→ **EXERCISE AIM**
Your copy should match the listing below exactly, except that it holds no images.

→ **RECORDS PROVIDED**
────────────────────

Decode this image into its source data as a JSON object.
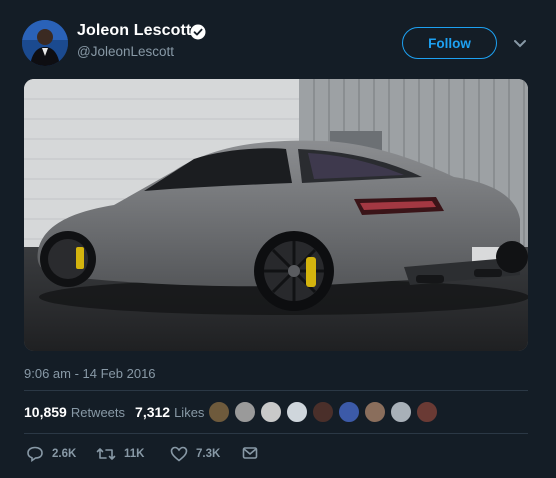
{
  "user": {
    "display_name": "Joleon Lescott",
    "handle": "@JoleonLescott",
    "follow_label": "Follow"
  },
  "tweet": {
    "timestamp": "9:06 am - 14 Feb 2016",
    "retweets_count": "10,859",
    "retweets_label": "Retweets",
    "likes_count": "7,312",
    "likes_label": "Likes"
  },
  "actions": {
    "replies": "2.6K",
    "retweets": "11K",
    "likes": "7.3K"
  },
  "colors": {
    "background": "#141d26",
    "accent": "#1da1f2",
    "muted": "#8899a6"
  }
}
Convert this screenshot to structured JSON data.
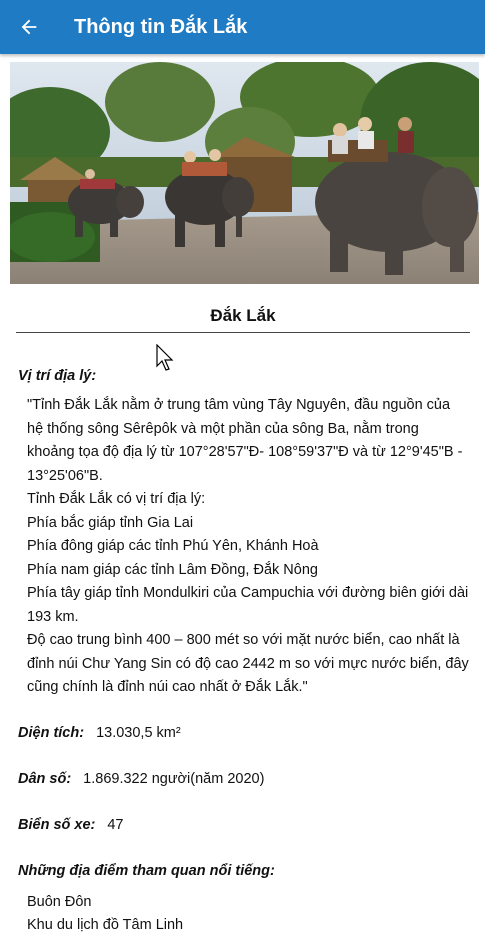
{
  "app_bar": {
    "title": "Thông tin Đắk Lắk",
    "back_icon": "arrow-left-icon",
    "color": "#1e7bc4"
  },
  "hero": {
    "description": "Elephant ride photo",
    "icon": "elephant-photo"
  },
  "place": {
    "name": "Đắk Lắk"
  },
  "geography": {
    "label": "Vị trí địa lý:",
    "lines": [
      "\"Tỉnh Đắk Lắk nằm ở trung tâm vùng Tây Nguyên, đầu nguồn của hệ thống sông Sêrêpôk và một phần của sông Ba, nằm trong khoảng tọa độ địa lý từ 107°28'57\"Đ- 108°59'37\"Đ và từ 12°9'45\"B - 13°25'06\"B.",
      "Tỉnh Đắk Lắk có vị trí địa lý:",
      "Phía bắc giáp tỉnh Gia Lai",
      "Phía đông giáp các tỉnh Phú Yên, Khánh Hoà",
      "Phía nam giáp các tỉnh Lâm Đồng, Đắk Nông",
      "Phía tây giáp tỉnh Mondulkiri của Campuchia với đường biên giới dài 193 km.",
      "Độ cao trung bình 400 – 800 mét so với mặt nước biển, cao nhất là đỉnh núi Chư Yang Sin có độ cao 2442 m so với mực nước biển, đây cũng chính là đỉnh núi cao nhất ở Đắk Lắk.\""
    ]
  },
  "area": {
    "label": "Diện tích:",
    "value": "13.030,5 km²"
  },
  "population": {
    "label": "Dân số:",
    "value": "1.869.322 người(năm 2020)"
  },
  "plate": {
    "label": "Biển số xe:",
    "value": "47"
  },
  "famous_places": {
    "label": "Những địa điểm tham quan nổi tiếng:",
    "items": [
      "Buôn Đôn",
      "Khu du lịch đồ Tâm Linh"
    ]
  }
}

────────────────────

→ **EXPECTED ANSWER**
Decode this image into its source data as a JSON object.
{
  "user": {
    "display_name": "Joleon Lescott",
    "handle": "@JoleonLescott",
    "follow_label": "Follow"
  },
  "tweet": {
    "timestamp": "9:06 am - 14 Feb 2016",
    "retweets_count": "10,859",
    "retweets_label": "Retweets",
    "likes_count": "7,312",
    "likes_label": "Likes"
  },
  "actions": {
    "replies": "2.6K",
    "retweets": "11K",
    "likes": "7.3K"
  },
  "colors": {
    "background": "#141d26",
    "accent": "#1da1f2",
    "muted": "#8899a6"
  }
}
Convert this screenshot to structured JSON data.
{
  "app_bar": {
    "title": "Thông tin Đắk Lắk",
    "back_icon": "arrow-left-icon",
    "color": "#1e7bc4"
  },
  "hero": {
    "description": "Elephant ride photo",
    "icon": "elephant-photo"
  },
  "place": {
    "name": "Đắk Lắk"
  },
  "geography": {
    "label": "Vị trí địa lý:",
    "lines": [
      "\"Tỉnh Đắk Lắk nằm ở trung tâm vùng Tây Nguyên, đầu nguồn của hệ thống sông Sêrêpôk và một phần của sông Ba, nằm trong khoảng tọa độ địa lý từ 107°28'57\"Đ- 108°59'37\"Đ và từ 12°9'45\"B - 13°25'06\"B.",
      "Tỉnh Đắk Lắk có vị trí địa lý:",
      "Phía bắc giáp tỉnh Gia Lai",
      "Phía đông giáp các tỉnh Phú Yên, Khánh Hoà",
      "Phía nam giáp các tỉnh Lâm Đồng, Đắk Nông",
      "Phía tây giáp tỉnh Mondulkiri của Campuchia với đường biên giới dài 193 km.",
      "Độ cao trung bình 400 – 800 mét so với mặt nước biển, cao nhất là đỉnh núi Chư Yang Sin có độ cao 2442 m so với mực nước biển, đây cũng chính là đỉnh núi cao nhất ở Đắk Lắk.\""
    ]
  },
  "area": {
    "label": "Diện tích:",
    "value": "13.030,5 km²"
  },
  "population": {
    "label": "Dân số:",
    "value": "1.869.322 người(năm 2020)"
  },
  "plate": {
    "label": "Biển số xe:",
    "value": "47"
  },
  "famous_places": {
    "label": "Những địa điểm tham quan nổi tiếng:",
    "items": [
      "Buôn Đôn",
      "Khu du lịch đồ Tâm Linh"
    ]
  }
}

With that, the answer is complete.